The focus packs are on Cancer and Tumours; Mental Health and Dementia; Maternity and Early Years; and Musculoskeletal, Trauma and Injuries. The information contained in each pack is designed to support local discussions and inform a more in-depth analysis around common conditions and pathways.
This guide supports CCGs to make good decisions by clarifying what they need to do when selecting providers and awarding contracts. It should be read in conjunction with guidance previously issued by Monitor and the Cabinet Office, as well as forthcoming guidance from the Department of Health on requirements from recent changes to general procurement law.
This report highlights how the role of nurses on a CCG’s governing body has changed over time, empowering them to make more of a difference for their local patients and populations.
It reveals how many CCGs are now employing full time chief or executive nurses with responsibility for the day-to-day running of an element of the organisation, going beyond the legal requirement for a registered nurse to sit on their governing body.

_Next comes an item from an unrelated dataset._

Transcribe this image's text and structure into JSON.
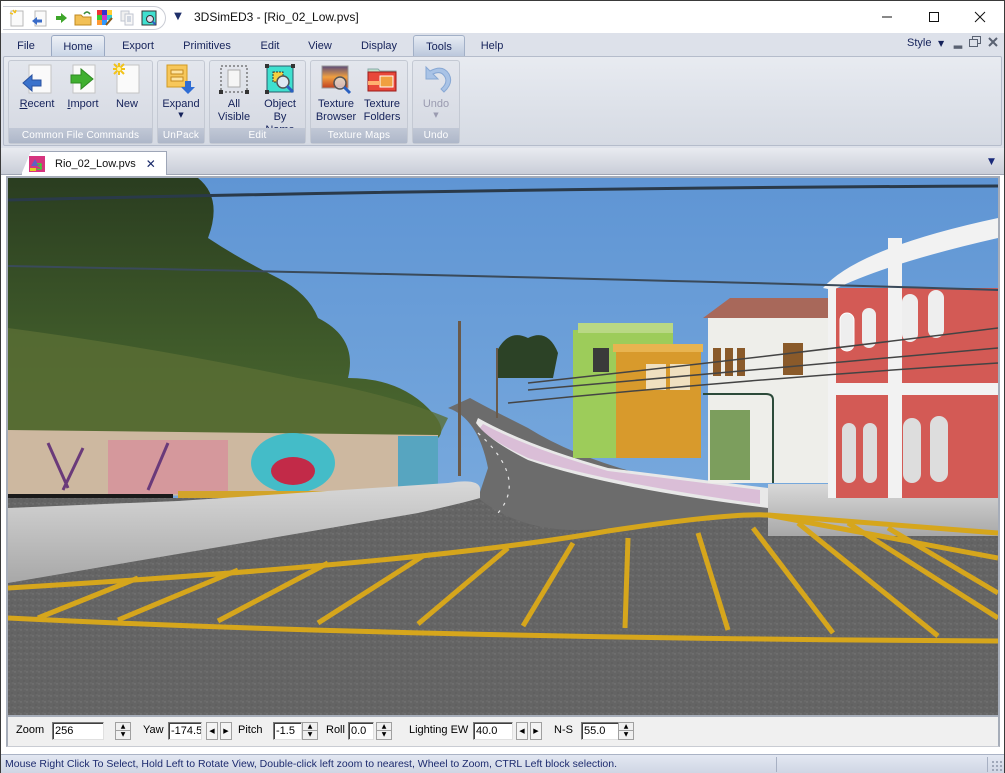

The report illustrates the impact that commissioning nurses are making locally, such as reducing rates of smoking in pregnancy, providing a voice for practice nurses and leading local service development. It also makes recommendations for national organisations and CCGs themselves on how they can support the commissioning nurse to be as effective as possible.
NHS England has published supporting documents for the CCG improvement and assessment framework for 2016/17.
The operating manual phase one provides details of the operational processes that underpin the framework, and the technical annex provides details of the construction and purpose of each of the 60 indicators in the framework.
Hospice UK has published A low priority? How local health and care plans overlook the needs of dying people. This report examines the strategic priority given to people with palliative and end of life care needs by local statutory structures in England. Freedom of Information requests were sent to all Health and Wellbeing Boards and CCGs in England. The findings show a significant inconsistency in the consideration of adults and children with palliative care needs in health and care planning.
It adds that where CCGs receive a number of responses they should not discriminate between providers, and should run a process that enables them to select the best bid.
However, the letter says: “It is not true that all contracts must be awarded using a competitive tender process. There are lots of ways of [selecting a provider], including through an open process or by negotiation.”
London Clinical Networks. Published online: 10 May 2106
Guidance for commissioners and providers to meet the NICE Quality Standard on Dementia (QS1), which states that people with dementia should have an assessment and an ongoing personalised care plan, agreed across health and social care.
This is a guide for »
Service providers, including health, social care, voluntary and charitable organisations
This guide will be of interest to »
People living with dementia
Their families and friends
Practitioners in dementia care
The purpose of this guidance is to »
Describe the key elements of person-centred support planning
Describe how to write a new support plan
A support plan should capture what is important to the person living with dementia.
Once a support plan is put in place it needs to be reviewed regularly, to reflect changes in needs, wishes and circumstances.
The professional who helps putting the support plan together should assume the person with dementia has capacity and use clinical judgement, using the Mental Capacity Act when needed.